One of the central components within the communications mix is of course the media. Thus, the second half of this study unit looks at the practical aspects of media operations and the growing role social media can play in a sport organisation’s strategic thinking. The media industry has changed; increasingly we live in a 24/7 ‘always on’ media news culture; the speed at which information flows has never been greater, media are more mobile, there is more user generated content (UGC) and communication is potentially global in terms of digital and web based communication.
Sport managers need to recognise that this mediated age, offers both challenges and opportunities to their respective organisation.
Module 6 (LW/S/009): Event Management (10 ECTS)
Sporting events are much more than just competitions between teams and players, they can forge an identity and create solidarity, bringing people together, giving them a sense of belonging and contributing to the development of the host region. They have a short and long-term impact. Years of preparation are required to produce a few days of sporting celebration, but these few days can continue to have an impact over more than a generation! Over the last decade, local sport organisations such as the Malta Football Association, Malta Shooting Sports Federation and Amateur Swimming Association have had increasing opportunities to host international competitions / tournaments and this trend will continue to manifest itself as sport becomes more popular.
Sport events in particular have special characteristics which make their management quite peculiar. These characteristics are underlined in this study-unit as it is essential that sporting events are well-organised by the sporting body and well-attended by the stakeholders in order to optimise ticket sales, broadcasting rights and sponsorships, as well as strengthen its public image! Sport events require a large quantity of materials, amenities and facilities such as the sport zone where the actual event takes place. Event organisers should have full and complete authority within this space; however in order to mobilise this zone, organisers must pay attention to the contractual obligations governing the loan or rental of premises. Ideally, sport event organisers should ensure that the environment is not negatively affected and that there is a legacy that is beneficial to the local community.
Entry requirements for this course are as follows:

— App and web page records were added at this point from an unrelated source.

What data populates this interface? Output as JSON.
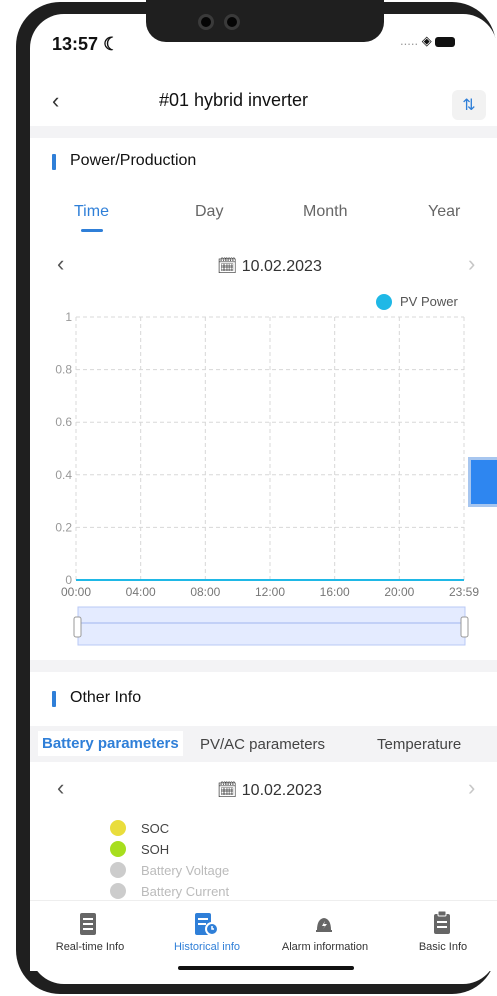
{
  "status": {
    "time": "13:57",
    "moon_icon": "moon-icon",
    "signal": ".....",
    "wifi_icon": "wifi-icon",
    "battery_icon": "battery-icon"
  },
  "header": {
    "title": "#01 hybrid inverter",
    "back_icon": "chevron-left-icon",
    "filter_icon": "filter-settings-icon"
  },
  "power_section": {
    "title": "Power/Production",
    "tabs": [
      "Time",
      "Day",
      "Month",
      "Year"
    ],
    "active_tab": "Time",
    "date": "10.02.2023"
  },
  "other_section": {
    "title": "Other Info",
    "tabs": [
      "Battery parameters",
      "PV/AC parameters",
      "Temperature"
    ],
    "active_tab": "Battery parameters",
    "date": "10.02.2023",
    "legend": [
      {
        "label": "SOC",
        "color": "#e9dd3c",
        "active": true
      },
      {
        "label": "SOH",
        "color": "#a7de1e",
        "active": true
      },
      {
        "label": "Battery Voltage",
        "color": "#cccccc",
        "active": false
      },
      {
        "label": "Battery Current",
        "color": "#cccccc",
        "active": false
      }
    ]
  },
  "chart_data": {
    "type": "line",
    "title": "",
    "xlabel": "",
    "ylabel": "",
    "x_ticks": [
      "00:00",
      "04:00",
      "08:00",
      "12:00",
      "16:00",
      "20:00",
      "23:59"
    ],
    "y_ticks": [
      "0",
      "0.2",
      "0.4",
      "0.6",
      "0.8",
      "1"
    ],
    "ylim": [
      0,
      1
    ],
    "legend": "top-right",
    "grid": true,
    "series": [
      {
        "name": "PV Power",
        "color": "#1fb8e6",
        "x": [
          "00:00",
          "23:59"
        ],
        "values": [
          0,
          0
        ]
      }
    ]
  },
  "bottom_nav": [
    {
      "label": "Real-time Info",
      "icon": "realtime-info-icon",
      "active": false
    },
    {
      "label": "Historical info",
      "icon": "historical-info-icon",
      "active": true
    },
    {
      "label": "Alarm information",
      "icon": "alarm-bell-icon",
      "active": false
    },
    {
      "label": "Basic Info",
      "icon": "clipboard-icon",
      "active": false
    }
  ]
}
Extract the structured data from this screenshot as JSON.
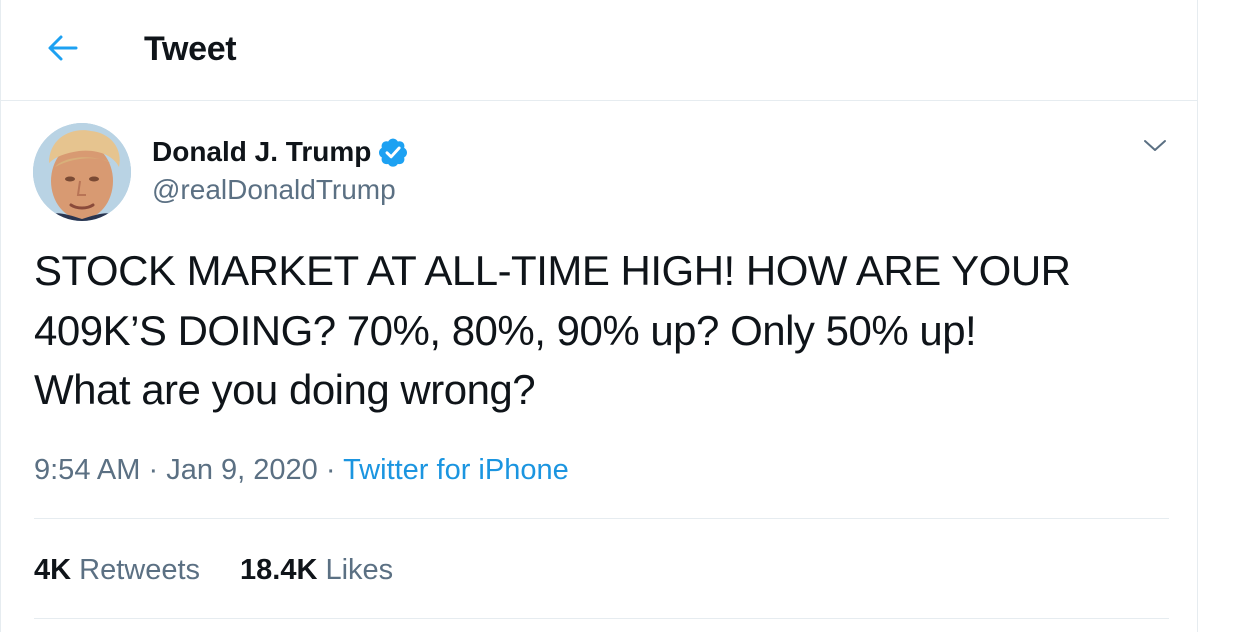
{
  "header": {
    "title": "Tweet",
    "back_icon": "arrow-left-icon"
  },
  "tweet": {
    "author_name": "Donald J. Trump",
    "handle": "@realDonaldTrump",
    "verified_icon": "verified-badge-icon",
    "text_lines": [
      "STOCK MARKET AT ALL-TIME HIGH! HOW ARE YOUR",
      "409K’S DOING? 70%, 80%, 90% up? Only 50% up!",
      "What are you doing wrong?"
    ],
    "time": "9:54 AM",
    "date": "Jan 9, 2020",
    "separator": "·",
    "source": "Twitter for iPhone",
    "retweets_count": "4K",
    "retweets_label": "Retweets",
    "likes_count": "18.4K",
    "likes_label": "Likes"
  },
  "colors": {
    "accent": "#1da1f2",
    "link": "#1b95e0",
    "secondary_text": "#5b7083",
    "border": "#e6ecf0"
  }
}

• Be in possession of Minimum Level 4 certification from a recognised local or foreign awarding body, or;
• A-level standard of education or;
• have at least 5 years-experience in a management position.
• Have a good command of oral and written communication in English with a level of proficiency in English equivalent to at least IELTS Level 6.
Candidates may be applying for recognition for prior learning (RPL) for up to 40% of the total credits of the award.
The Maturity Clause will also apply for those over 23 years of age, but such prospective students will be required to go through an interview.
Those candidates who have a foreign qualification which they believe is an equivalent to an MQF Level 4 must get their qualification validated through MQRIC at MFHEA.